• We lost computer and video equipment, furniture, programmatic materials, project records and other materials that ZeroDivide held in a rented storage unit. We were informed that the storage company had liquidated the belongings because ZeroDivide had not paid its bills.
• Our staff, as well as other staff of ZeroDivide, were contacted by phone and mail over the course of several months by a debt collector who demanded we pay off ZeroDivide’s credit card debts.
• Our projects were threatened because we suddenly had no funds available to pay staff and other expenses, including the journalists, news outlets and consultants involved in our initiatives.
We immediately alerted our funders and began working with them to develop ways to restart our projects. Community Initiatives, a nonprofit created by the San Francisco Foundation to service fiscally sponsored projects, agreed to take us on as a client.

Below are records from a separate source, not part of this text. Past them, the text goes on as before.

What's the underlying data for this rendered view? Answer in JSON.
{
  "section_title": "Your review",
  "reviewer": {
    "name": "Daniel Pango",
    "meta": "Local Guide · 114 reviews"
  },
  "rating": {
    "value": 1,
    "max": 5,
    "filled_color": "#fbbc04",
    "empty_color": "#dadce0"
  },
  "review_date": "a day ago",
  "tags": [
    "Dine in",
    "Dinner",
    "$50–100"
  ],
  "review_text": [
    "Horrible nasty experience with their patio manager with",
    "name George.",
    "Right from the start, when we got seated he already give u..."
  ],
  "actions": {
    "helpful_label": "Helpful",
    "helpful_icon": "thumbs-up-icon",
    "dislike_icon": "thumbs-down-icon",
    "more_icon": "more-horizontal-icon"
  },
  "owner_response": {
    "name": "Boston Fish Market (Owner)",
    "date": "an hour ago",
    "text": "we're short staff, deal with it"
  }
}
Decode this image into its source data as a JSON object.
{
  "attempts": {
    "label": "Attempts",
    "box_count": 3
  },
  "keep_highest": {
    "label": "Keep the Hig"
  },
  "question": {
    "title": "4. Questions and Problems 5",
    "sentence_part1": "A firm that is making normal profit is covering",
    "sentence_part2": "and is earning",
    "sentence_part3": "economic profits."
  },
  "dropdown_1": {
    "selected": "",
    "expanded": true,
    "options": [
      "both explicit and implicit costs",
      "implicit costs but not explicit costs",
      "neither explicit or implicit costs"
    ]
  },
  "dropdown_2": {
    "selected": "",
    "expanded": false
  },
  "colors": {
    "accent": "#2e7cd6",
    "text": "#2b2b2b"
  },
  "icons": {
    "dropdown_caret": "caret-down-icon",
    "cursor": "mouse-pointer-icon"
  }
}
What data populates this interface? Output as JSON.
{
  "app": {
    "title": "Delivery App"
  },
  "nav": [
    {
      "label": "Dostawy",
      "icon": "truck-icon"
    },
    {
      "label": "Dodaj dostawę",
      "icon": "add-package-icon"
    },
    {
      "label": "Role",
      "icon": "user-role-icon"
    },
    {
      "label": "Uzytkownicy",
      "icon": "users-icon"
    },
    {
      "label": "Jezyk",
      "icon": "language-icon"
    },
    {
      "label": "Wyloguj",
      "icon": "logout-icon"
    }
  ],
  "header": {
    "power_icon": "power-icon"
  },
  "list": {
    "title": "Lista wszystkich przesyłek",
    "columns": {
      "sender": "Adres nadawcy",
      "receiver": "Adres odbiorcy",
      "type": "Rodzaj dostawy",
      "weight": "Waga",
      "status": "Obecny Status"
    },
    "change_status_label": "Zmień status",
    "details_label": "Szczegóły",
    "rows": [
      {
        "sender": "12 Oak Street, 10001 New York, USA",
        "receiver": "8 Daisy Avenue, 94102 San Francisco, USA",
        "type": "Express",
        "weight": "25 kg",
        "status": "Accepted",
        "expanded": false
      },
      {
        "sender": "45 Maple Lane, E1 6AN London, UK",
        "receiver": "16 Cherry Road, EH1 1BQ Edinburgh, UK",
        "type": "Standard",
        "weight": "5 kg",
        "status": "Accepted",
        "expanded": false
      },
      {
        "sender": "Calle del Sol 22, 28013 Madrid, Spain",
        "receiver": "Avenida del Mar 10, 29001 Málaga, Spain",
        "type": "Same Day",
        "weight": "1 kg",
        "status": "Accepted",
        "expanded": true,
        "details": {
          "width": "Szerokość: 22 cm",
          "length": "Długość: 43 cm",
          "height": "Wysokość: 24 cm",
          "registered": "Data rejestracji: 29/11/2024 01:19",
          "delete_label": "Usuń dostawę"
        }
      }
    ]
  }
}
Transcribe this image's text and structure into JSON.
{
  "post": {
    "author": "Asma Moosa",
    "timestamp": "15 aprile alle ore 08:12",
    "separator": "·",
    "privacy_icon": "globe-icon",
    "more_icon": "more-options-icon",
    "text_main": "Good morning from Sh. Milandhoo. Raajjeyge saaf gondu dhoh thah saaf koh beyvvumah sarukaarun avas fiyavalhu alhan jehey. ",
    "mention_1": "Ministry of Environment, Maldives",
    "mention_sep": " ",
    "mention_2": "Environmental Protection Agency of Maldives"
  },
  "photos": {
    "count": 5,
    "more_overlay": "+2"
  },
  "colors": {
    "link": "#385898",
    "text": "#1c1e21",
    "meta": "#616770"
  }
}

At the same time, we worked closely with our foundation supporters in an attempt to learn why ZeroDivide collapsed in such a sudden and chaotic fashion. Renaissance Journalism and our donors repeatedly requested ZeroDivide’s senior managers and board of directors to account for, and to replace, the missing funds. We got no response. Therefore, Renaissance Journalism and three of the affected foundations (Ford Foundation, The Whitman Institute and Vesper Society) filed complaints with the California Attorney General’s Office asking it to investigate ZeroDivide.
Since then, Renaissance Journalism has cooperated with the Attorney General’s Office requests for records and information. State records show that the Attorney General’s Office suspended ZeroDivide’s nonprofit status after the board failed to respond to the state’s multiple requests to file IRS financial reports and other required documents.
In May 2018—two years after the closure—ZeroDivide’s board treasurer sent a one-page memo to Renaissance Journalism stating that the board “did not engage in any day-to-day operations or accounting functions of ZeroDivide” and that they “have long been disengaged from ZeroDivide and have no ongoing dealings with or obligations to the organization.”
By policy, the Attorney General’s Office would not disclose to us what actions it was taking. However, In February 2019, we were informed by the four affected foundations that the Attorney General’s Office had advised them that ZeroDivide’s former CEO and president, who also is a board member, wanted to discuss the matter with them. Six months later, none of the foundations has been contacted.
The Chronicle of Philanthropy article is not the sort of news coverage that we would desire. We believe that ZeroDivide’s leadership needs to account for our loss of foundation funds, which caused a cascade of damage to Renaissance Journalism, its activities, staff, consultants, news partners and donors. As a nonprofit project, it took us years to recover from the $600,000 financial disaster.
Today, with much thanks to the foundations that supported us through the crisis, Renaissance Journalism is back in action and thriving, launching innovative journalism and social justice initiatives on the housing crisis and the Census 2020. We also are grateful to the many journalists, news organizations, community groups and colleagues who, through their participation, affirm the goals of our mission, which is to promote equity and social justice through good journalism.
Here is a pdf of the article:
Follow-up coverage on this topic by Marc Gunther:
• Reporting on Philanthropy In an Age of Identity Politics, Nonprofit Chronicles, September 19, 2019
• Don’t apologize, don’t explain: A social justice leader evades responsibility, Medium, October 11, 2019